Each entry must appear in the answer exactly as it does here.
####
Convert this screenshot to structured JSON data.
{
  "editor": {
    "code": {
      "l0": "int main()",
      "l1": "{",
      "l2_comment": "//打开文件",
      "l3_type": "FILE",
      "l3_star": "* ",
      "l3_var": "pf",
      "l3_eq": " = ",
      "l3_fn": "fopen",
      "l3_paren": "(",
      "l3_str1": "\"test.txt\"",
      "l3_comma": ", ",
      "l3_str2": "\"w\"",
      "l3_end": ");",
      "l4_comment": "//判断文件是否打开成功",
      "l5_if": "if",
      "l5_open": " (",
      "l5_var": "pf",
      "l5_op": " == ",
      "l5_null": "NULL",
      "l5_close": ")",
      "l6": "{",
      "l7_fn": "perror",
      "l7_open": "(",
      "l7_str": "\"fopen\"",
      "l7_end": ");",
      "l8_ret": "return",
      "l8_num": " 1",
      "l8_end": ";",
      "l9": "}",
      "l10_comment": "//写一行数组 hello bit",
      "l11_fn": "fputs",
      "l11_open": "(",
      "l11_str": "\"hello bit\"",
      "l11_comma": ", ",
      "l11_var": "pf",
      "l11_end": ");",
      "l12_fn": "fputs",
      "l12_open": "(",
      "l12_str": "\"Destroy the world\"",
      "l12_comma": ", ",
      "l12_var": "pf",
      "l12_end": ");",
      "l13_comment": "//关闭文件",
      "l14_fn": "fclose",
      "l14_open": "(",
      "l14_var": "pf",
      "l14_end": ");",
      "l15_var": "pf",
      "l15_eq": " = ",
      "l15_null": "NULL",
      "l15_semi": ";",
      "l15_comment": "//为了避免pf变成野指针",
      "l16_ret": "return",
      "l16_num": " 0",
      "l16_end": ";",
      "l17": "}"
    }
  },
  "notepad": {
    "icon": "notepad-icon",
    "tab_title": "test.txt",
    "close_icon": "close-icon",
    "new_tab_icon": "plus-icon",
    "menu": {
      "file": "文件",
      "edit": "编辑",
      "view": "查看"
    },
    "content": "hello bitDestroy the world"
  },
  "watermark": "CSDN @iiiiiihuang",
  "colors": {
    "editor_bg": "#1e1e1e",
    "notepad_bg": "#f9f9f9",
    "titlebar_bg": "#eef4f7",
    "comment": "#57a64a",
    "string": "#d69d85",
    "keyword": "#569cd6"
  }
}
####
• ANSWER FOR THIS EXERCISE:
Convert this screenshot to structured JSON data.
{
  "editor": {
    "code": {
      "l0": "int main()",
      "l1": "{",
      "l2_comment": "//打开文件",
      "l3_type": "FILE",
      "l3_star": "* ",
      "l3_var": "pf",
      "l3_eq": " = ",
      "l3_fn": "fopen",
      "l3_paren": "(",
      "l3_str1": "\"test.txt\"",
      "l3_comma": ", ",
      "l3_str2": "\"w\"",
      "l3_end": ");",
      "l4_comment": "//判断文件是否打开成功",
      "l5_if": "if",
      "l5_open": " (",
      "l5_var": "pf",
      "l5_op": " == ",
      "l5_null": "NULL",
      "l5_close": ")",
      "l6": "{",
      "l7_fn": "perror",
      "l7_open": "(",
      "l7_str": "\"fopen\"",
      "l7_end": ");",
      "l8_ret": "return",
      "l8_num": " 1",
      "l8_end": ";",
      "l9": "}",
      "l10_comment": "//写一行数组 hello bit",
      "l11_fn": "fputs",
      "l11_open": "(",
      "l11_str": "\"hello bit\"",
      "l11_comma": ", ",
      "l11_var": "pf",
      "l11_end": ");",
      "l12_fn": "fputs",
      "l12_open": "(",
      "l12_str": "\"Destroy the world\"",
      "l12_comma": ", ",
      "l12_var": "pf",
      "l12_end": ");",
      "l13_comment": "//关闭文件",
      "l14_fn": "fclose",
      "l14_open": "(",
      "l14_var": "pf",
      "l14_end": ");",
      "l15_var": "pf",
      "l15_eq": " = ",
      "l15_null": "NULL",
      "l15_semi": ";",
      "l15_comment": "//为了避免pf变成野指针",
      "l16_ret": "return",
      "l16_num": " 0",
      "l16_end": ";",
      "l17": "}"
    }
  },
  "notepad": {
    "icon": "notepad-icon",
    "tab_title": "test.txt",
    "close_icon": "close-icon",
    "new_tab_icon": "plus-icon",
    "menu": {
      "file": "文件",
      "edit": "编辑",
      "view": "查看"
    },
    "content": "hello bitDestroy the world"
  },
  "watermark": "CSDN @iiiiiihuang",
  "colors": {
    "editor_bg": "#1e1e1e",
    "notepad_bg": "#f9f9f9",
    "titlebar_bg": "#eef4f7",
    "comment": "#57a64a",
    "string": "#d69d85",
    "keyword": "#569cd6"
  }
}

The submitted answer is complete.